According to Lieberman and Medscape, the goals of the legislation (H.R. 3717) include:

  • “Providing care to underserved populations such as rural populations;
  • Providing ways to prevent individuals with mental illness from needing institutionalization, or if they have committed a criminal act, from being prosecuted as criminals, instead of being treated as people with mental illness;
  • Promoting the integration of primary care and mental health care in the collaborative care model;
  • Addressing the shortage of inpatient psychiatric beds in the United States;
  • Supporting the integration of evidence-based methods of treatment rather than treatments that are favored or preferred by individual providers;
  • Requiring that services provided in mental health care facilities, that are reimbursed by funding from the government through Medicaid and Medicare or any other sources, have been proven effective through rigorous research.”


To effectuate the broad goals of the legislation, the law would require the creation of a new position within HHS—Assistant Secretary of Mental Health. The Assistant Secretary would be charged with identifying mental health policies that would be most effective for the federal government to support.  The bill would also provide additional funding to allow National Institutes of Health to conduct research on disorders of the brain that affect mental function and behavior.  The bill also includes added support for veteran mental health programs and expands treatment for those in prison.


The discussion about a reintroduced Mental Health bill comes on the heels of a December 18, 2014 Government Accountability Office (GAO) Report, which revealed that despite a GAO finding that there are 112 federal programs across eight government agencies that generally support individuals with mental illness, there is a significant lack of coordination  among those programs. Despite the fact that the GAO identified the lack of coordination as a potential cause of gaps in mental health support, HHS pushed back on the GAO recommendation to lead other agencies in coordinating mental health care.

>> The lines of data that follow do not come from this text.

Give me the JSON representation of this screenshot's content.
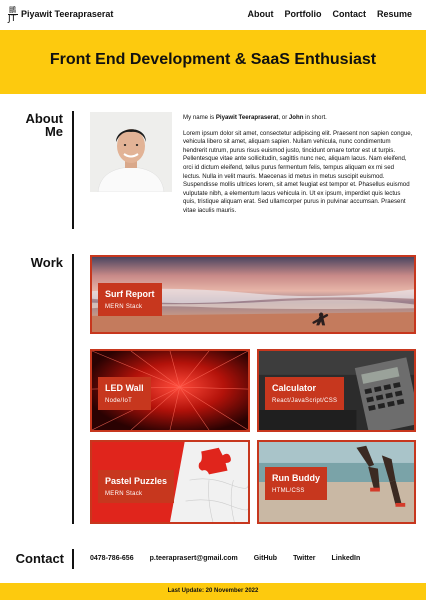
{
  "header": {
    "logo_top": "鵬",
    "logo_bottom": "JT",
    "name": "Piyawit Teerapraserat",
    "nav": [
      "About",
      "Portfolio",
      "Contact",
      "Resume"
    ]
  },
  "hero": {
    "title": "Front End Development & SaaS Enthusiast"
  },
  "about": {
    "title_line1": "About",
    "title_line2": "Me",
    "intro_prefix": "My name is ",
    "intro_name": "Piyawit Teerapraserat",
    "intro_mid": ", or ",
    "intro_nick": "John",
    "intro_suffix": " in short.",
    "body": "Lorem ipsum dolor sit amet, consectetur adipiscing elit. Praesent non sapien congue, vehicula libero sit amet, aliquam sapien. Nullam vehicula, nunc condimentum hendrerit rutrum, purus risus euismod justo, tincidunt ornare tortor est ut turpis. Pellentesque vitae ante sollicitudin, sagittis nunc nec, aliquam lacus. Nam eleifend, orci id dictum eleifend, tellus purus fermentum felis, tempus aliquam ex mi sed lectus. Nulla in velit mauris. Maecenas id metus in metus suscipit euismod. Suspendisse mollis ultrices lorem, sit amet feugiat est tempor et. Phasellus euismod vulputate nibh, a elementum lacus vehicula in. Ut ex ipsum, imperdiet quis lectus quis, tristique aliquam erat. Sed ullamcorper purus in pulvinar accumsan. Praesent vitae iaculis mauris."
  },
  "work": {
    "title": "Work",
    "projects": [
      {
        "title": "Surf Report",
        "stack": "MERN Stack"
      },
      {
        "title": "LED Wall",
        "stack": "Node/IoT"
      },
      {
        "title": "Calculator",
        "stack": "React/JavaScript/CSS"
      },
      {
        "title": "Pastel Puzzles",
        "stack": "MERN Stack"
      },
      {
        "title": "Run Buddy",
        "stack": "HTML/CSS"
      }
    ]
  },
  "contact": {
    "title": "Contact",
    "items": [
      "0478-786-656",
      "p.teeraprasert@gmail.com",
      "GitHub",
      "Twitter",
      "LinkedIn"
    ]
  },
  "footer": {
    "text": "Last Update: 20 November 2022"
  },
  "colors": {
    "accent_yellow": "#fdca0e",
    "tile_red": "#c7371e"
  }
}
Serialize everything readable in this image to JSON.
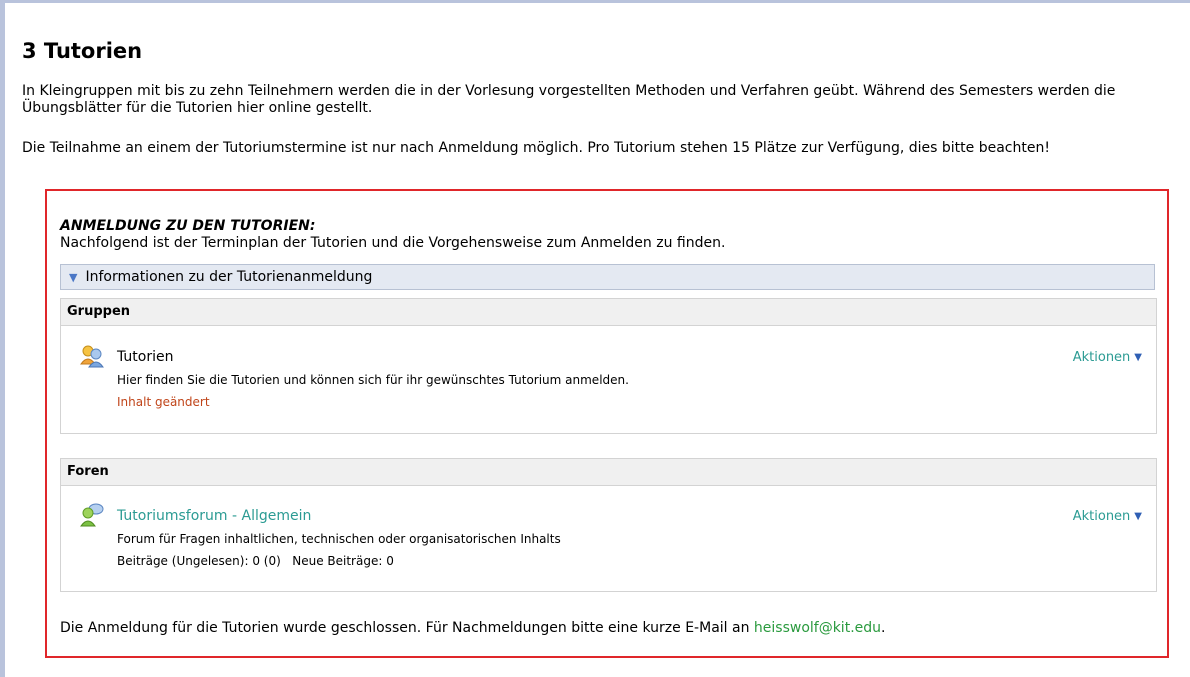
{
  "heading": "3 Tutorien",
  "intro": "In Kleingruppen mit bis zu zehn Teilnehmern werden die in der Vorlesung vorgestellten Methoden und Verfahren geübt. Während des Semesters werden die Übungsblätter für die Tutorien hier online gestellt.",
  "participation": "Die Teilnahme an einem der Tutoriumstermine ist nur nach Anmeldung möglich. Pro Tutorium stehen 15 Plätze zur Verfügung, dies bitte beachten!",
  "registration_box": {
    "title": "ANMELDUNG ZU DEN TUTORIEN:",
    "subtitle": "Nachfolgend ist der Terminplan der Tutorien und die Vorgehensweise zum Anmelden zu finden.",
    "accordion_label": "Informationen zu der Tutorienanmeldung",
    "groups": {
      "header": "Gruppen",
      "item": {
        "title": "Tutorien",
        "description": "Hier finden Sie die Tutorien und können sich für ihr gewünschtes Tutorium anmelden.",
        "status": "Inhalt geändert",
        "actions_label": "Aktionen",
        "icon": "group-icon"
      }
    },
    "forums": {
      "header": "Foren",
      "item": {
        "title": "Tutoriumsforum - Allgemein",
        "description": "Forum für Fragen inhaltlichen, technischen oder organisatorischen Inhalts",
        "posts_label": "Beiträge (Ungelesen): 0 (0)",
        "new_posts_label": "Neue Beiträge: 0",
        "actions_label": "Aktionen",
        "icon": "forum-icon"
      }
    },
    "closing_note_prefix": "Die Anmeldung für die Tutorien wurde geschlossen. Für Nachmeldungen bitte eine kurze E-Mail an",
    "email": "heisswolf@kit.edu",
    "closing_note_suffix": "."
  },
  "colors": {
    "border_red": "#e0262a",
    "link_teal": "#2b9b93",
    "changed_orange": "#c0451a",
    "mail_green": "#2a9a3e",
    "accordion_bg": "#e4e9f2"
  }
}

Not everyone is supportive of the bill. For example, some critics, like John M. Grohl  Psy.D of, indicate that it is important to remember the focus and name of the bill—helping families—which means the aim is not necessarily to assist patients.  Grohl also critiques the funding structure of the bill and its method of adding layers of bureaucracy. Regardless of the best approach to address the mental health crisis, it is significant that the bill reminds Congress and the U.S. that there is a crisis. If no other advancement comes from either the Bill’s proponents or opponents, at least the conflict may produce more of a discussion about that fact that for almost 20 percent of the adult population, mental illness is the norm.